> Work to be completed: Restating the data word for word is all that is required.

(Excerpts from a dataset)

· · · · · · ·

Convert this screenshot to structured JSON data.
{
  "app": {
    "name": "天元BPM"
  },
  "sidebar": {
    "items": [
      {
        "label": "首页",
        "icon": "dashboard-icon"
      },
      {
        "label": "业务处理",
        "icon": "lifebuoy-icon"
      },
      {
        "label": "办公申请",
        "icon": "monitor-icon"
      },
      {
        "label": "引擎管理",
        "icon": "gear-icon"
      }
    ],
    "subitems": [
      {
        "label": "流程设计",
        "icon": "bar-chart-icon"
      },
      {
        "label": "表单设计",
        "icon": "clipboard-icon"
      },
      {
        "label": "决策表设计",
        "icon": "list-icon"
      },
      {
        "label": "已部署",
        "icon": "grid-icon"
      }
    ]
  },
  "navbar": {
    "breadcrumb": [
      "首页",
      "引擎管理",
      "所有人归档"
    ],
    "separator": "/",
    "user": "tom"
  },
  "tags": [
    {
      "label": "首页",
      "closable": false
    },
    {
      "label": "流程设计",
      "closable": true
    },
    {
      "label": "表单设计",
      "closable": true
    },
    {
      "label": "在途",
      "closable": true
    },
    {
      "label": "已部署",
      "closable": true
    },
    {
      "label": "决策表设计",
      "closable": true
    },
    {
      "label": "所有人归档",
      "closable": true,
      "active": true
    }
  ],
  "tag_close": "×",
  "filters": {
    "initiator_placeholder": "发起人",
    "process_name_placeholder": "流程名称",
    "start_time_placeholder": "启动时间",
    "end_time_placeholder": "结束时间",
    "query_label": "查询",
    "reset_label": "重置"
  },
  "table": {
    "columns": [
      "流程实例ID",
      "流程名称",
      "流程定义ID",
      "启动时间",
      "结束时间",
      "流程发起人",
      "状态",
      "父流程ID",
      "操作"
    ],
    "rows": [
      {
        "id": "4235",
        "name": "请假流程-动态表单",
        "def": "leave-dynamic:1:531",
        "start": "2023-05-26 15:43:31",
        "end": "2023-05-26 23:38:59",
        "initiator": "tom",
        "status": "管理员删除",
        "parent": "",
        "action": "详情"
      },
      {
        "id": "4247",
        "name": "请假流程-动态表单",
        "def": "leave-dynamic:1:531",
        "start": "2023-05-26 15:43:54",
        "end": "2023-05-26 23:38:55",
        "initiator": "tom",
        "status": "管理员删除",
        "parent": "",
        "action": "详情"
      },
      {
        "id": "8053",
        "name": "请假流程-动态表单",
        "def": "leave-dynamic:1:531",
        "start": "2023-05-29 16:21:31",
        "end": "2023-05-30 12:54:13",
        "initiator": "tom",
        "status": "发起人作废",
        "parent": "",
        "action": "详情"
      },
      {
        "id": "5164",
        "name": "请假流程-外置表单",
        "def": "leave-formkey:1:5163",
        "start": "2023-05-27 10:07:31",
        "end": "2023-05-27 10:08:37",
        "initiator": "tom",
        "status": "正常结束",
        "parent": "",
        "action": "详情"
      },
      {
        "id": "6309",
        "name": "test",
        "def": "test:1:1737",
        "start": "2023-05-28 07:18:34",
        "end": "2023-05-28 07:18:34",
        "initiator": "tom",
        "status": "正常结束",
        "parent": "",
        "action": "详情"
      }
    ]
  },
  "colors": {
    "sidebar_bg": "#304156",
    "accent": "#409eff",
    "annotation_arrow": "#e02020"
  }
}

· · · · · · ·

> Solution:
Convert this screenshot to structured JSON data.
{
  "app": {
    "name": "天元BPM"
  },
  "sidebar": {
    "items": [
      {
        "label": "首页",
        "icon": "dashboard-icon"
      },
      {
        "label": "业务处理",
        "icon": "lifebuoy-icon"
      },
      {
        "label": "办公申请",
        "icon": "monitor-icon"
      },
      {
        "label": "引擎管理",
        "icon": "gear-icon"
      }
    ],
    "subitems": [
      {
        "label": "流程设计",
        "icon": "bar-chart-icon"
      },
      {
        "label": "表单设计",
        "icon": "clipboard-icon"
      },
      {
        "label": "决策表设计",
        "icon": "list-icon"
      },
      {
        "label": "已部署",
        "icon": "grid-icon"
      }
    ]
  },
  "navbar": {
    "breadcrumb": [
      "首页",
      "引擎管理",
      "所有人归档"
    ],
    "separator": "/",
    "user": "tom"
  },
  "tags": [
    {
      "label": "首页",
      "closable": false
    },
    {
      "label": "流程设计",
      "closable": true
    },
    {
      "label": "表单设计",
      "closable": true
    },
    {
      "label": "在途",
      "closable": true
    },
    {
      "label": "已部署",
      "closable": true
    },
    {
      "label": "决策表设计",
      "closable": true
    },
    {
      "label": "所有人归档",
      "closable": true,
      "active": true
    }
  ],
  "tag_close": "×",
  "filters": {
    "initiator_placeholder": "发起人",
    "process_name_placeholder": "流程名称",
    "start_time_placeholder": "启动时间",
    "end_time_placeholder": "结束时间",
    "query_label": "查询",
    "reset_label": "重置"
  },
  "table": {
    "columns": [
      "流程实例ID",
      "流程名称",
      "流程定义ID",
      "启动时间",
      "结束时间",
      "流程发起人",
      "状态",
      "父流程ID",
      "操作"
    ],
    "rows": [
      {
        "id": "4235",
        "name": "请假流程-动态表单",
        "def": "leave-dynamic:1:531",
        "start": "2023-05-26 15:43:31",
        "end": "2023-05-26 23:38:59",
        "initiator": "tom",
        "status": "管理员删除",
        "parent": "",
        "action": "详情"
      },
      {
        "id": "4247",
        "name": "请假流程-动态表单",
        "def": "leave-dynamic:1:531",
        "start": "2023-05-26 15:43:54",
        "end": "2023-05-26 23:38:55",
        "initiator": "tom",
        "status": "管理员删除",
        "parent": "",
        "action": "详情"
      },
      {
        "id": "8053",
        "name": "请假流程-动态表单",
        "def": "leave-dynamic:1:531",
        "start": "2023-05-29 16:21:31",
        "end": "2023-05-30 12:54:13",
        "initiator": "tom",
        "status": "发起人作废",
        "parent": "",
        "action": "详情"
      },
      {
        "id": "5164",
        "name": "请假流程-外置表单",
        "def": "leave-formkey:1:5163",
        "start": "2023-05-27 10:07:31",
        "end": "2023-05-27 10:08:37",
        "initiator": "tom",
        "status": "正常结束",
        "parent": "",
        "action": "详情"
      },
      {
        "id": "6309",
        "name": "test",
        "def": "test:1:1737",
        "start": "2023-05-28 07:18:34",
        "end": "2023-05-28 07:18:34",
        "initiator": "tom",
        "status": "正常结束",
        "parent": "",
        "action": "详情"
      }
    ]
  },
  "colors": {
    "sidebar_bg": "#304156",
    "accent": "#409eff",
    "annotation_arrow": "#e02020"
  }
}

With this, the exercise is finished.